The silver lining is that almost all of the 10 Pro’s camera issues can be addressed through software updates, it’s just a shame the phone has made it to market with the camera in the state that it is.
Price & availability
The OnePlus 10 Pro made it to market in late January in China but the phone enjoyed its true global release on 31 March, with pre-orders in markets including the US in place ahead of release.
The 10 Pro was made available across the UK, Europe and India on 5 April, with the phone coming to the US on 14 April; sporting a starting price of £799/US$899/€899/INR₹66,999 for the base 8GB RAM/128GB storage SKU.
As touched on earlier, the Extreme Edition with 512GB of storage remains a China-exclusive for the time being, while some markets pair available memory and storage configurations to specific colourways (this seems to be the case in some European markets, at least).
Pricing places it close to Samsung’s base Galaxy S22 (which starts at £769/$799), while the experience the 10 Pro offers is more akin to the S22+ and splits the difference between the Realme GT 2 Pro and Oppo Find X5 Pro, in terms of features, design and price.
The standard iPhone 13 and Xiaomi 12 also haven’t been long on the scene but both come in slightly under the OnePlus 10 Pro’s pricing, while still offering stellar flagship experiences in their own right.
You can pick the OnePlus 10 Pro up from OnePlus.com (US, UK, Europe, India) directly as well as retailers including Amazon (US, UK, DE, ES, FR), John Lewis (UK), Best Buy (US) and carriers, such as Three (UK).
Despite the obvious influence Oppo’s presence has had over the OnePlus 10 Pro’s development, the phone retains its individuality; feeling different enough from bedfellows like the Find X5 Pro and Realme’s GT 2 Pro. Where Oppo has exerted its influence, however, the changes are more strange than definitively good or bad.
The OnePlus 10 Pro offers up one of the best displays on the market right now, delivers great top-tier performance, exceptional battery life, a slick user experience and a standout albeit somewhat divisive design.
The phone’s biggest weakness is, as ever, its camera, which like so many OnePlus flagships before it, will likely require numerous post-launch patches to bring it in line with competitors.
With its strengths in mind, see how it stacks up against our rundown of the current best phones on the market, as well as the best Android phones specifically, phones offering the best battery life and see where it slots in amidst the best OnePlus phones too.
OnePlus 10 Pro: Specs
- 6.7in 20:9 WQHD+ LTPO 2.0 1Hz to 120Hz AMOLED display
- Corning Gorilla Glass Victus
- 4nm Snapdragon 8 Gen 1 chipset
- 3D cooling structure

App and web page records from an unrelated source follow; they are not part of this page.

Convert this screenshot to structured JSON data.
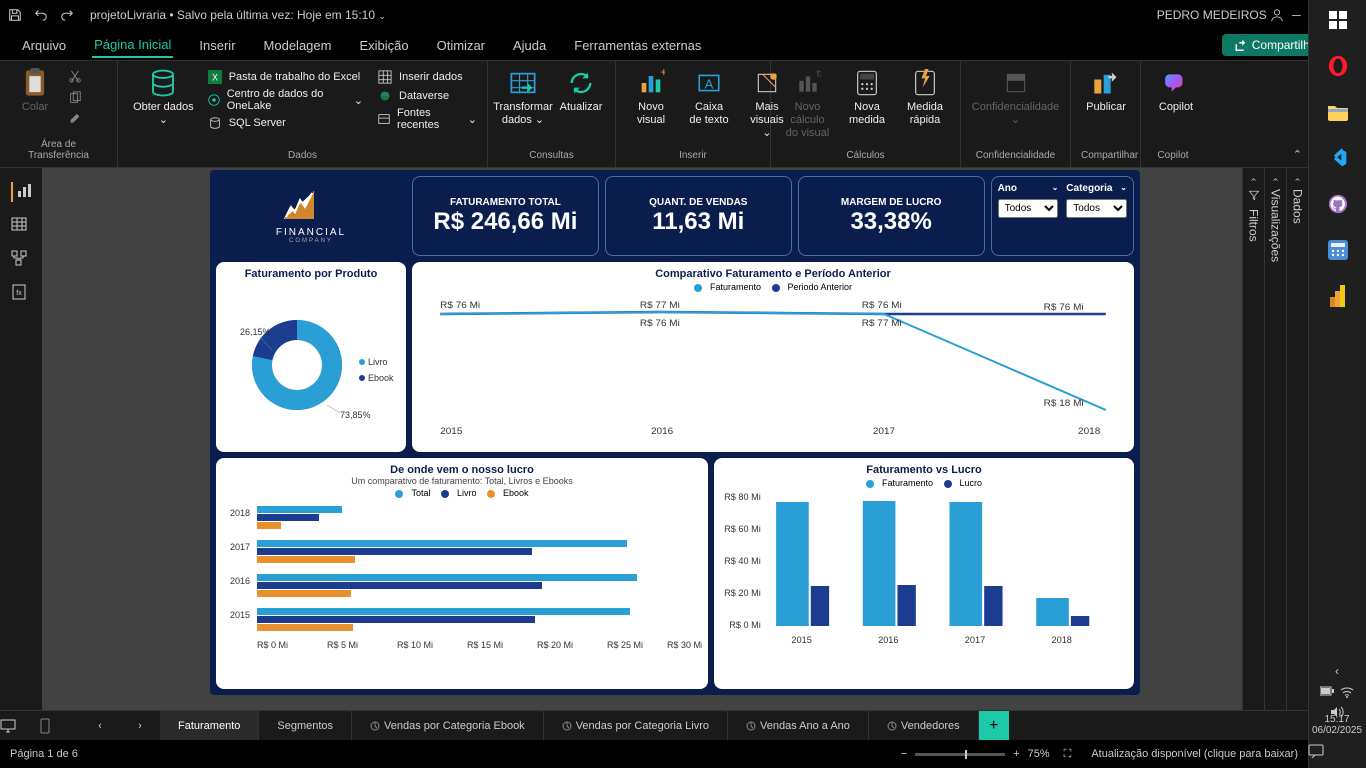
{
  "titlebar": {
    "filename": "projetoLivraria",
    "saved": "Salvo pela última vez: Hoje em 15:10",
    "user": "PEDRO MEDEIROS"
  },
  "menubar": {
    "tabs": [
      "Arquivo",
      "Página Inicial",
      "Inserir",
      "Modelagem",
      "Exibição",
      "Otimizar",
      "Ajuda",
      "Ferramentas externas"
    ],
    "active": 1,
    "share": "Compartilhar"
  },
  "ribbon": {
    "clipboard": {
      "label": "Área de Transferência",
      "paste": "Colar"
    },
    "data": {
      "label": "Dados",
      "get": "Obter dados",
      "excel": "Pasta de trabalho do Excel",
      "onelake": "Centro de dados do OneLake",
      "sql": "SQL Server",
      "insert": "Inserir dados",
      "dataverse": "Dataverse",
      "recent": "Fontes recentes"
    },
    "queries": {
      "label": "Consultas",
      "transform": "Transformar dados",
      "refresh": "Atualizar"
    },
    "insert": {
      "label": "Inserir",
      "visual": "Novo visual",
      "textbox": "Caixa de texto",
      "more": "Mais visuais"
    },
    "calc": {
      "label": "Cálculos",
      "newcalc": "Novo cálculo do visual",
      "measure": "Nova medida",
      "quick": "Medida rápida"
    },
    "sens": {
      "label": "Confidencialidade",
      "btn": "Confidencialidade"
    },
    "share": {
      "label": "Compartilhar",
      "btn": "Publicar"
    },
    "copilot": {
      "label": "Copilot",
      "btn": "Copilot"
    }
  },
  "panes": {
    "filters": "Filtros",
    "viz": "Visualizações",
    "data": "Dados"
  },
  "dashboard": {
    "logo": {
      "line1": "FINANCIAL",
      "line2": "COMPANY"
    },
    "kpi1": {
      "title": "FATURAMENTO TOTAL",
      "value": "R$ 246,66 Mi"
    },
    "kpi2": {
      "title": "QUANT. DE VENDAS",
      "value": "11,63 Mi"
    },
    "kpi3": {
      "title": "MARGEM DE LUCRO",
      "value": "33,38%"
    },
    "slicer1": {
      "label": "Ano",
      "value": "Todos"
    },
    "slicer2": {
      "label": "Categoria",
      "value": "Todos"
    },
    "donut": {
      "title": "Faturamento por Produto",
      "legend": [
        "Livro",
        "Ebook"
      ],
      "labels": [
        "26,15%",
        "73,85%"
      ]
    },
    "line": {
      "title": "Comparativo Faturamento e Período Anterior",
      "legend": [
        "Faturamento",
        "Periodo Anterior"
      ],
      "datalabels": [
        "R$ 76 Mi",
        "R$ 77 Mi",
        "R$ 76 Mi",
        "R$ 76 Mi",
        "R$ 77 Mi",
        "R$ 76 Mi",
        "R$ 18 Mi"
      ],
      "xaxis": [
        "2015",
        "2016",
        "2017",
        "2018"
      ]
    },
    "bars": {
      "title": "De onde vem o nosso lucro",
      "sub": "Um comparativo de faturamento: Total, Livros e Ebooks",
      "legend": [
        "Total",
        "Livro",
        "Ebook"
      ],
      "yaxis": [
        "2018",
        "2017",
        "2016",
        "2015"
      ],
      "xaxis": [
        "R$ 0 Mi",
        "R$ 5 Mi",
        "R$ 10 Mi",
        "R$ 15 Mi",
        "R$ 20 Mi",
        "R$ 25 Mi",
        "R$ 30 Mi"
      ]
    },
    "cols": {
      "title": "Faturamento vs Lucro",
      "legend": [
        "Faturamento",
        "Lucro"
      ],
      "yaxis": [
        "R$ 80 Mi",
        "R$ 60 Mi",
        "R$ 40 Mi",
        "R$ 20 Mi",
        "R$ 0 Mi"
      ],
      "xaxis": [
        "2015",
        "2016",
        "2017",
        "2018"
      ]
    }
  },
  "pages": {
    "tabs": [
      "Faturamento",
      "Segmentos",
      "Vendas por Categoria Ebook",
      "Vendas por Categoria Livro",
      "Vendas Ano a Ano",
      "Vendedores"
    ],
    "active": 0
  },
  "status": {
    "page": "Página 1 de 6",
    "zoom": "75%",
    "update": "Atualização disponível (clique para baixar)"
  },
  "clock": {
    "time": "15:17",
    "date": "06/02/2025"
  },
  "chart_data": [
    {
      "type": "pie",
      "title": "Faturamento por Produto",
      "series": [
        {
          "name": "Livro",
          "value": 73.85
        },
        {
          "name": "Ebook",
          "value": 26.15
        }
      ]
    },
    {
      "type": "line",
      "title": "Comparativo Faturamento e Período Anterior",
      "x": [
        2015,
        2016,
        2017,
        2018
      ],
      "series": [
        {
          "name": "Faturamento",
          "values": [
            76,
            77,
            76,
            18
          ],
          "unit": "R$ Mi"
        },
        {
          "name": "Periodo Anterior",
          "values": [
            76,
            76,
            77,
            76
          ],
          "unit": "R$ Mi"
        }
      ]
    },
    {
      "type": "bar",
      "title": "De onde vem o nosso lucro",
      "orientation": "horizontal",
      "categories": [
        "2018",
        "2017",
        "2016",
        "2015"
      ],
      "series": [
        {
          "name": "Total",
          "values": [
            6,
            26,
            27,
            26
          ],
          "unit": "R$ Mi"
        },
        {
          "name": "Livro",
          "values": [
            4,
            19,
            20,
            19
          ],
          "unit": "R$ Mi"
        },
        {
          "name": "Ebook",
          "values": [
            2,
            7,
            6.8,
            6.8
          ],
          "unit": "R$ Mi"
        }
      ],
      "xlim": [
        0,
        30
      ]
    },
    {
      "type": "bar",
      "title": "Faturamento vs Lucro",
      "categories": [
        "2015",
        "2016",
        "2017",
        "2018"
      ],
      "series": [
        {
          "name": "Faturamento",
          "values": [
            76,
            77,
            76,
            18
          ],
          "unit": "R$ Mi"
        },
        {
          "name": "Lucro",
          "values": [
            25,
            26,
            25,
            6
          ],
          "unit": "R$ Mi"
        }
      ],
      "ylim": [
        0,
        80
      ]
    }
  ]
}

- 8GB or 12GB LPDDR5 RAM
- 128GB, 256GB or 512GB UFS 3.1 storage
- Watch-grade 3D nanocrystalline ceramic lens cover
- 48Mp main f/1.8 Sony IMX789 sensor w/ OIS
- 50Mp ultrawide f/2.2 Samsung ISOCELL JN1 w/ 150° FoV
- 8Mp telephoto f/2.4 w/ OIS
- 32Mp front-facing f/2.4 Sony IMX615 sensor w/ 80.6° FoV
- Android 12 w/ OxygenOS 12.1
- Stereo speakers w/ Dolby Atmos
- USB-C (USB 3.1)
- Dual SIM
- Bluetooth 5.2
- WiFi 6
- 5000mAh battery
- 80W SuperVOOC wired charging
- 50W AirVOOC wireless charging
- Reverse wireless charging
- 163mm x 73.9mm x 8.55mm
- 200.5 grams
- Colours: Volcanic Black, Emerald Forest ,Ceramic White